(Exercise input Opens)

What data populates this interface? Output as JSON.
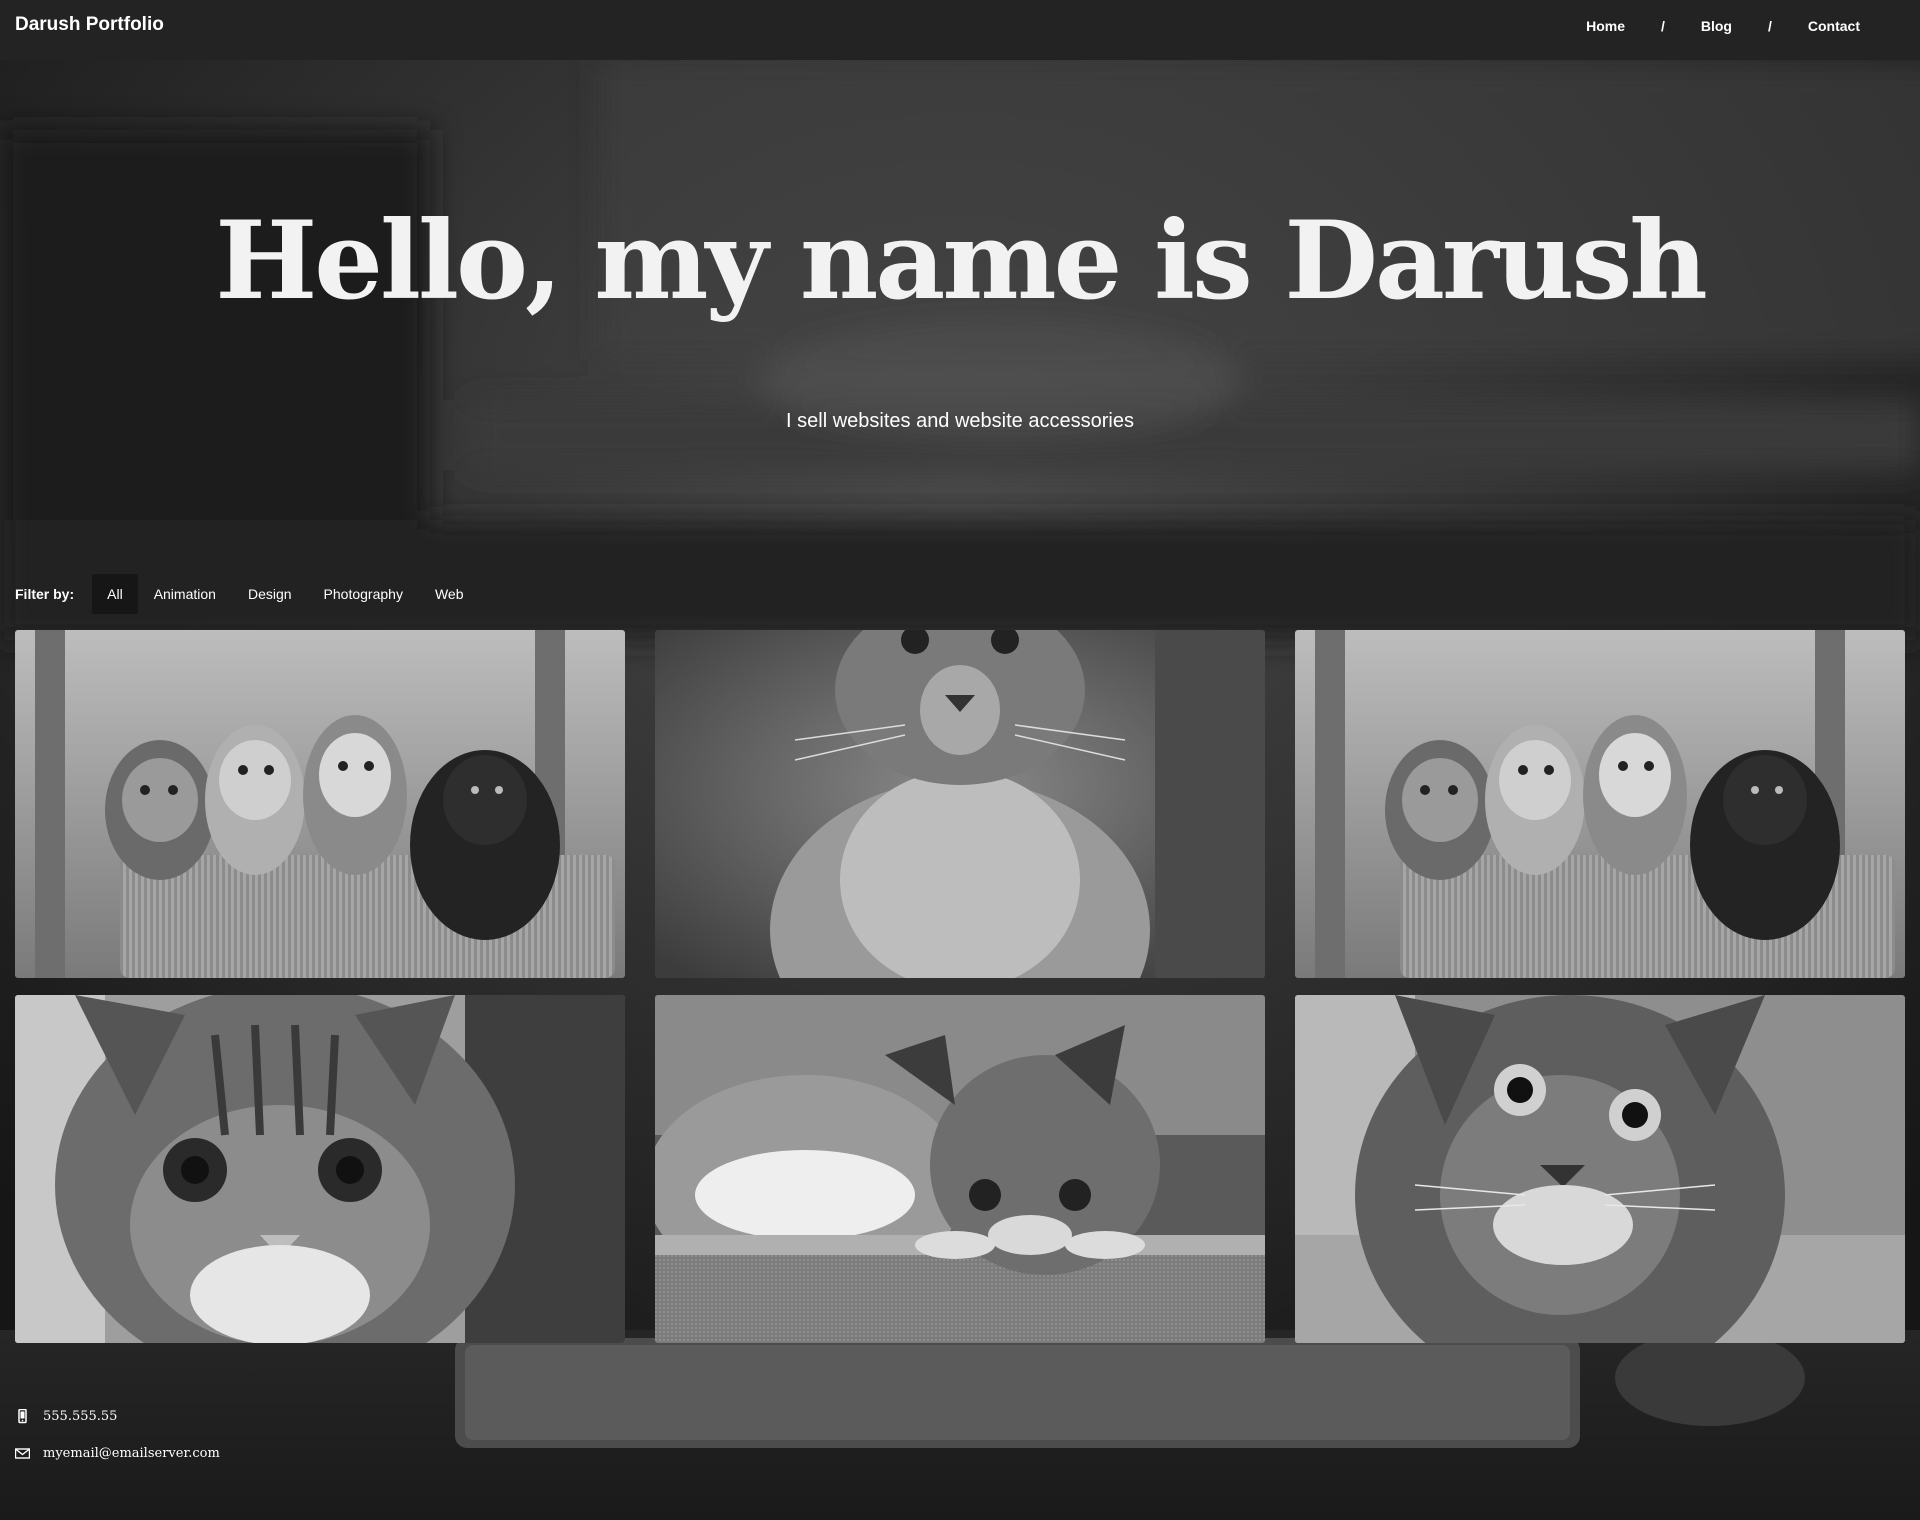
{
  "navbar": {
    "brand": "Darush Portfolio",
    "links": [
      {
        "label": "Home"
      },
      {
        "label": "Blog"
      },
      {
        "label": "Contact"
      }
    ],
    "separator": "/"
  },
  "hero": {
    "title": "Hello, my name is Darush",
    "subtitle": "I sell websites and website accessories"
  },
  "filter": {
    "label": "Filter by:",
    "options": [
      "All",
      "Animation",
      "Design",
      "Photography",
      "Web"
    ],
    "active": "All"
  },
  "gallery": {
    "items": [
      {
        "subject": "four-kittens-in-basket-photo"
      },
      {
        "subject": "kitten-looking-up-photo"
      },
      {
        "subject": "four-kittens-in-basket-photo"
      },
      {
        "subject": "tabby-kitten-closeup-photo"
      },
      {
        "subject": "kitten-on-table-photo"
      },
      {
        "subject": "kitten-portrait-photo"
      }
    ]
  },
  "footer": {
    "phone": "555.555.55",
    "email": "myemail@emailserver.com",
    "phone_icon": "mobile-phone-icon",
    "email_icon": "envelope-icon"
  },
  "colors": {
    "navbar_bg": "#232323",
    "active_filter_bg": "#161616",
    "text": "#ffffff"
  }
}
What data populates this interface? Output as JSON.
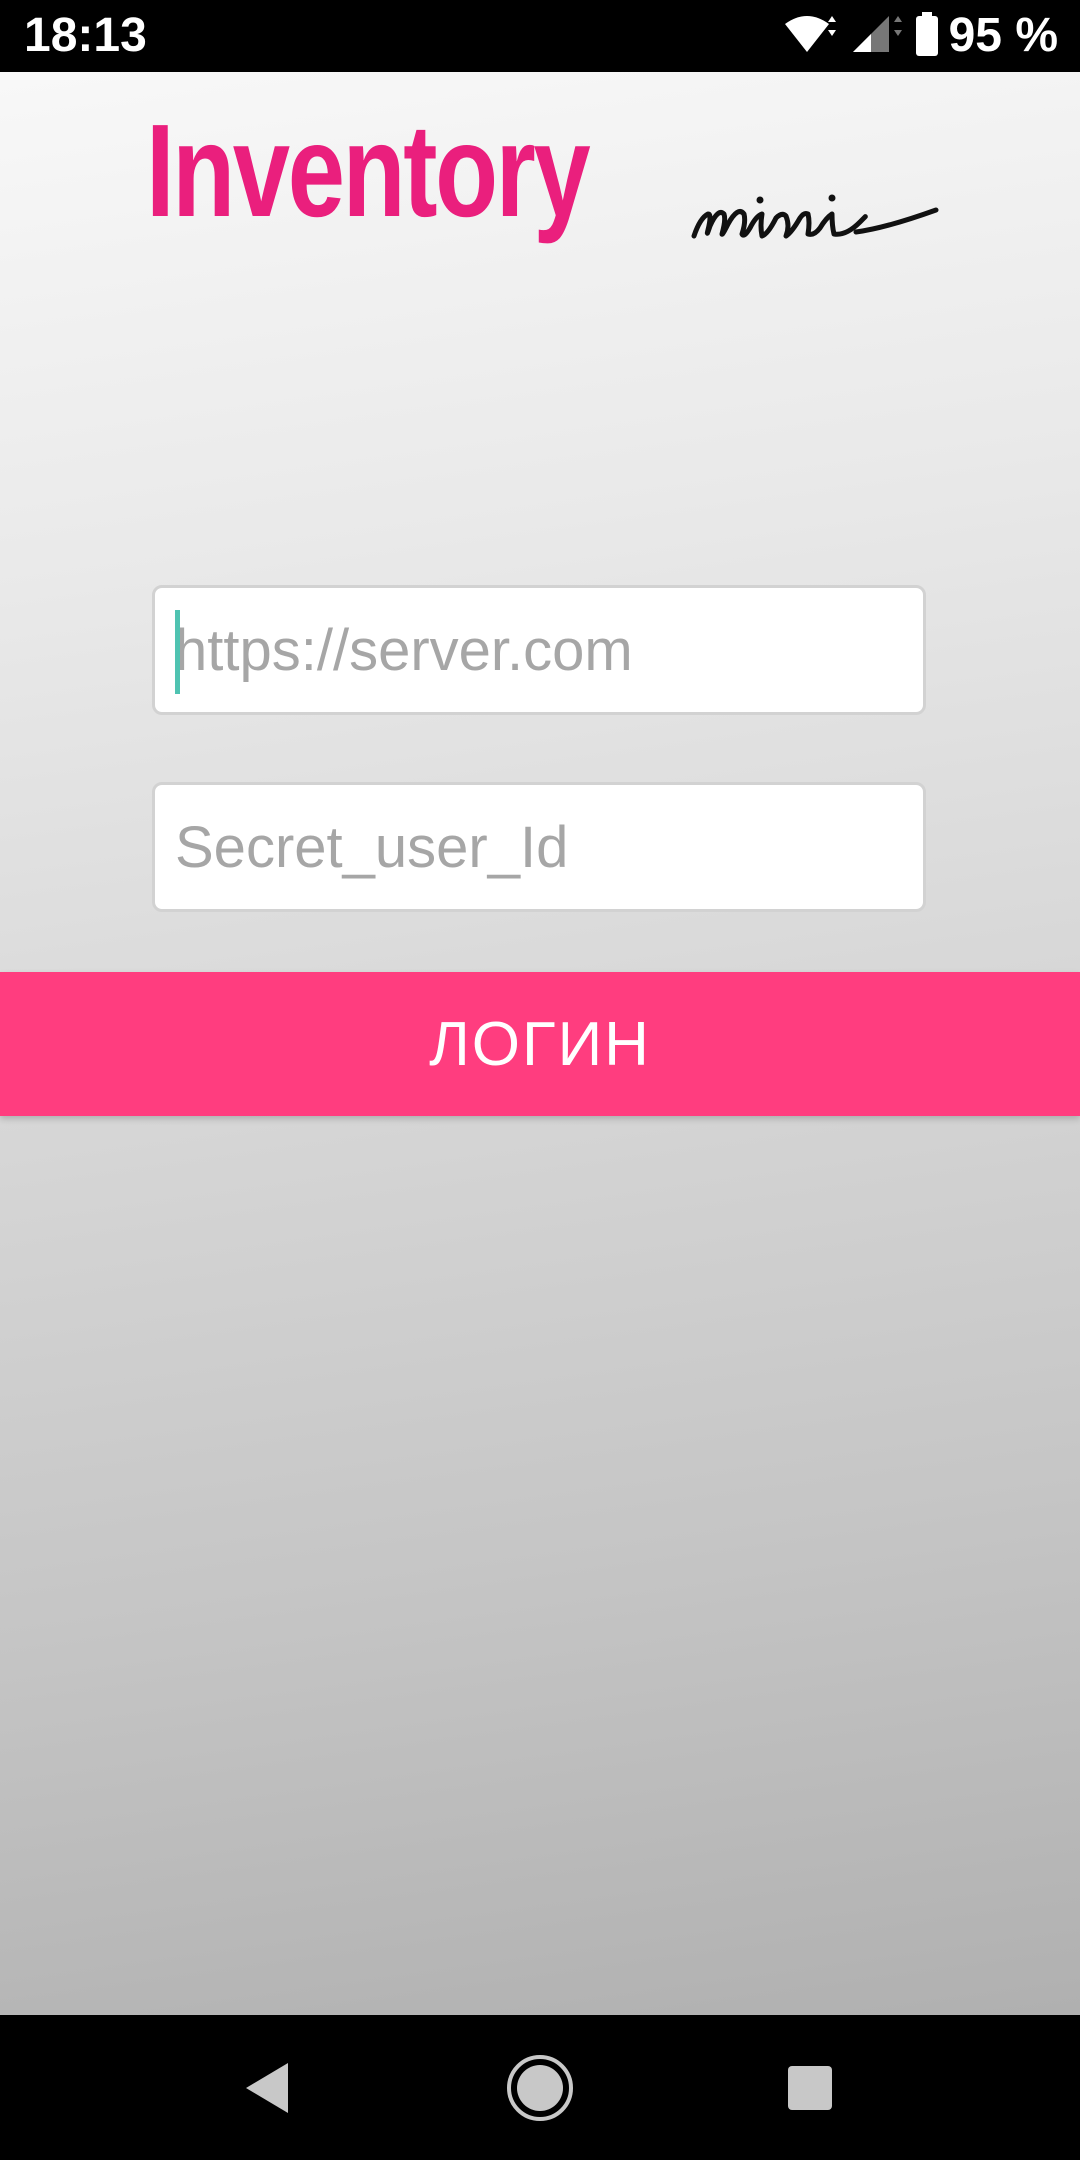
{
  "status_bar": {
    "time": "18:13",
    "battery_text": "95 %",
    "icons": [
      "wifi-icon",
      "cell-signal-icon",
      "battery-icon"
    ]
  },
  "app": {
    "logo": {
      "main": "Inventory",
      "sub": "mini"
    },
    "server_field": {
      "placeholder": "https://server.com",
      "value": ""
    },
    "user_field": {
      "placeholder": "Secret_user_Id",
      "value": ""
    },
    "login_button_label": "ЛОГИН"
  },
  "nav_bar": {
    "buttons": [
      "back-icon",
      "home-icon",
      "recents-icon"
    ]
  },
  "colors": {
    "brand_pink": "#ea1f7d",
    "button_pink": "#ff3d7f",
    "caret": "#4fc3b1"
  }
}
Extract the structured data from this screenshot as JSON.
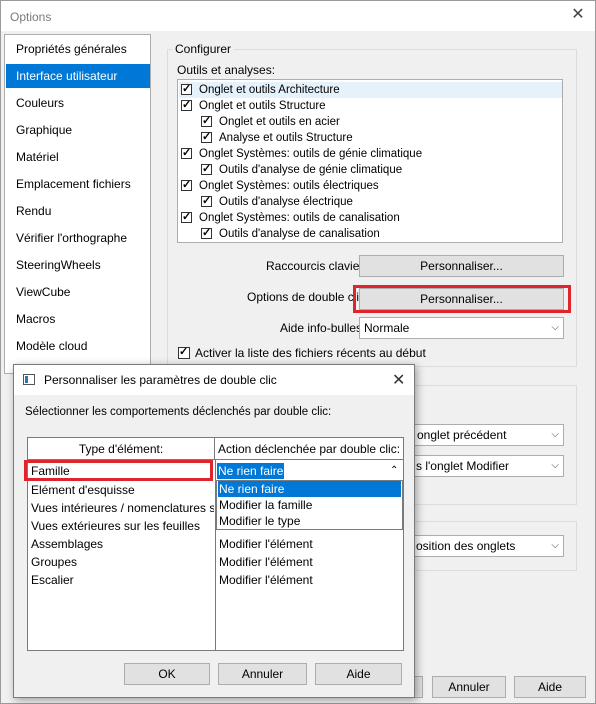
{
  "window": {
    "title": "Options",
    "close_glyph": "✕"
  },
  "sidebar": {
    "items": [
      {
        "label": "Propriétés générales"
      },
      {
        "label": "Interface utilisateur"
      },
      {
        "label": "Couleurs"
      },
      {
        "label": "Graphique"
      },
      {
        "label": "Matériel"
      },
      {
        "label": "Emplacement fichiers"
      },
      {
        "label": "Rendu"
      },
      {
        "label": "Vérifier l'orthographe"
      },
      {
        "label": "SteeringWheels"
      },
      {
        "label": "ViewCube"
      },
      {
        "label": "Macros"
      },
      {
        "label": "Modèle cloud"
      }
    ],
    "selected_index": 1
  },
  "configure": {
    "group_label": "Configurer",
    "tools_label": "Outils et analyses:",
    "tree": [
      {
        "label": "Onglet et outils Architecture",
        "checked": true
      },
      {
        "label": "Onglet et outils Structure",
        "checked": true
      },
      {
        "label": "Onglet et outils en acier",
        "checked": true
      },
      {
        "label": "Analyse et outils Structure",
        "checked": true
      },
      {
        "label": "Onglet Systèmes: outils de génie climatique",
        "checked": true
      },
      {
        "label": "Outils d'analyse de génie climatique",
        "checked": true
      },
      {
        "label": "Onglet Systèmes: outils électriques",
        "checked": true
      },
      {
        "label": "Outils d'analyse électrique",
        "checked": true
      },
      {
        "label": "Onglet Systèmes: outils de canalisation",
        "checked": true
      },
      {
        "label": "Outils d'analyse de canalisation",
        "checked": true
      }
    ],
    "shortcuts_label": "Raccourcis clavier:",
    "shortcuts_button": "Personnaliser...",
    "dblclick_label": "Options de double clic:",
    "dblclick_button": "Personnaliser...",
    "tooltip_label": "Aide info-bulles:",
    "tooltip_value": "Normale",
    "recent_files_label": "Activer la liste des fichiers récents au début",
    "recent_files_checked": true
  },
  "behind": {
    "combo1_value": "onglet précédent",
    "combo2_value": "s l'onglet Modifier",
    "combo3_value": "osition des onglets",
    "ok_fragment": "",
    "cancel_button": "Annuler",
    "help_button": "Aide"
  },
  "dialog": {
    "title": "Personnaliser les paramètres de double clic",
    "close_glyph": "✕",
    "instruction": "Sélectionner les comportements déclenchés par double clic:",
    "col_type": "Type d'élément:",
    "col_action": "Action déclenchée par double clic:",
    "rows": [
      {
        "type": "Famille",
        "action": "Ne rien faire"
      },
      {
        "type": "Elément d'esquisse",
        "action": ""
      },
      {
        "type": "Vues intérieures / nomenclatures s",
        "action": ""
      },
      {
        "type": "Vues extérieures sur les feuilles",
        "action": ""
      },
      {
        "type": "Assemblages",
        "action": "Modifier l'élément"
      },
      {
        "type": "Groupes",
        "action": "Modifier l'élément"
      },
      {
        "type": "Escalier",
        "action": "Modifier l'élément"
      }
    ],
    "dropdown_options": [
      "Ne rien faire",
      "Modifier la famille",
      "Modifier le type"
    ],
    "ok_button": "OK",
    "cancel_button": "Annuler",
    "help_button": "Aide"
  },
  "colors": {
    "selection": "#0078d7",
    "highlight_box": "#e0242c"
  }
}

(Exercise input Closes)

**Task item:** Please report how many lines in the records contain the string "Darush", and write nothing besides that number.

**Solution to this exercise:** 2